Yeshua in Scripture

Question of the day: Wow! Did you read Isaiah 44 and 45 today like I just did? (That's not the question of the day.). Why not take a 5 minute break and treat yourself to the highlight of your day. Read these two chapters out loud as they are written. I think I could preach every week for a year just from these two chapters. (Stop worrying, I’m not going to.)

I did, however; stop to look up Cyrus the Great. I wanted to be sure I had the right monarch. God used that man for good. Still, these two chapters are chock full of God's purposes, professions, and prophesies, I’m like a kid in a candy store unable to choose.

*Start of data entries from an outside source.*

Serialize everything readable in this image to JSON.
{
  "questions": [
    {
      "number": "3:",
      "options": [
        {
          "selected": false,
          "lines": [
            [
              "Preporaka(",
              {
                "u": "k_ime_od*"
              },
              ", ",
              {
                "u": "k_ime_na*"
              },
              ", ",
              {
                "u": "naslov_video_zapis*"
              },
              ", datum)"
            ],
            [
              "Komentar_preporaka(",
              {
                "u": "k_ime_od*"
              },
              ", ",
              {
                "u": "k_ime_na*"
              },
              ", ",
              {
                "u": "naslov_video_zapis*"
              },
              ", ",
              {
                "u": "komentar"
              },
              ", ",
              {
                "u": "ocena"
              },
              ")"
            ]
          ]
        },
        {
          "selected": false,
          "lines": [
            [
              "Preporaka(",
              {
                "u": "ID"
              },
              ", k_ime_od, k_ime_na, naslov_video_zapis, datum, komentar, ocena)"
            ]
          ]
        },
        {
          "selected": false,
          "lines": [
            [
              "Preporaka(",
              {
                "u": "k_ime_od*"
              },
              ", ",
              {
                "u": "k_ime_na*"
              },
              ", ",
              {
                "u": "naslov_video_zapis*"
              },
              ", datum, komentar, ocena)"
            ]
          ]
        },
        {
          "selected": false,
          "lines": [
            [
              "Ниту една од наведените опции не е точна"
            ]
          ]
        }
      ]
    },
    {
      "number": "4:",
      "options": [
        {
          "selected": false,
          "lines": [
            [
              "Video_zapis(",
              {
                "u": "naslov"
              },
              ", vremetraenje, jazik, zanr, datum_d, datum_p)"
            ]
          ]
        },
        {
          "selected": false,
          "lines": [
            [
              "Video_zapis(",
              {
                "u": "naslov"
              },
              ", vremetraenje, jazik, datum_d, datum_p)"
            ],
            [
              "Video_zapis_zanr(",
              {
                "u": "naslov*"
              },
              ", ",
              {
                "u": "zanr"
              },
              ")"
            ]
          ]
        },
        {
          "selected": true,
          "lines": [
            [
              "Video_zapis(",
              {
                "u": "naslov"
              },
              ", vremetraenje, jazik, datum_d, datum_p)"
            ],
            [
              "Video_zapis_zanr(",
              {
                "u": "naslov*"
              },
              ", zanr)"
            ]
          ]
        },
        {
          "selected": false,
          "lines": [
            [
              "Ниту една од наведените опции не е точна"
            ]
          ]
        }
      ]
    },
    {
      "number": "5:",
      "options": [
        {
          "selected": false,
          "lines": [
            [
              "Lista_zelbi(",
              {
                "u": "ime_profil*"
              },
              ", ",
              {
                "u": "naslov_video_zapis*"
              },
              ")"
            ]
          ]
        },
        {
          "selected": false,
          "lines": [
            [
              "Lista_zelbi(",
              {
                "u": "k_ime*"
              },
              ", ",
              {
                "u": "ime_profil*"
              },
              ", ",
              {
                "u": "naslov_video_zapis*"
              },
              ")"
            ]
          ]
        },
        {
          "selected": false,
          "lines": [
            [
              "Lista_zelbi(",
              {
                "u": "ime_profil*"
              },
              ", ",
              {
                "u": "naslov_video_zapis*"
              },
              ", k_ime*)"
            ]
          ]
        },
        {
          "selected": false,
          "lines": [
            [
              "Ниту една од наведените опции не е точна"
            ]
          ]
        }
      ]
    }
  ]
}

When faced with many sweet choices, stop and pray. Only then are we ready to proceed. "Uh," (tap yourself on the side of your forehead with your palm and say out loud, "I could have been praying.")

The real question of the day is, "What does the Hebrew sentence, Elohai Yisrael, Moshiah mean (from the end of Isaiah 45:15)?"

Answer: Elohai Yisrael is God's name for Himself. It means the "God of Israel." Then what is Moshiah? Whenever we want to translate a Hebrew word, we have to identify the 3 letter root called a shoresh. The 3 letter root is Yud-Shin-Ayin (Yasha) means "save".

When we add the Mem to the front, it makes a noun form, "Savior". So, to answer the question, the three Hebrew words means, "The God of Israel is Savior." As it says earlier in the chapter, Ein Od, there is nothing else (that needs to be said).

One last thing ... there are several places in these two chapters where Israel's salvation is prophesied. The name Yeshua HaMashiach is actually the same Hebrew root (that we just discussed) used twice in different forms. Like saying, "The One who saves is the savior."

It's a strange paradox that this name or attribute of God is used in one form or another over 500 times in the Hebrew Scriptures, yet Jewish people everywhere insist thatJesus is not mentioned in the Hebrew Scriptures. That's just not true. Not even Moses is mentioned as often. B'Emet Nachon (that is exactly the truth).

Please continue to pray for the salvation of Israel.

Posted By Rabbi Michael Weiner, 10:16am Comment Comments: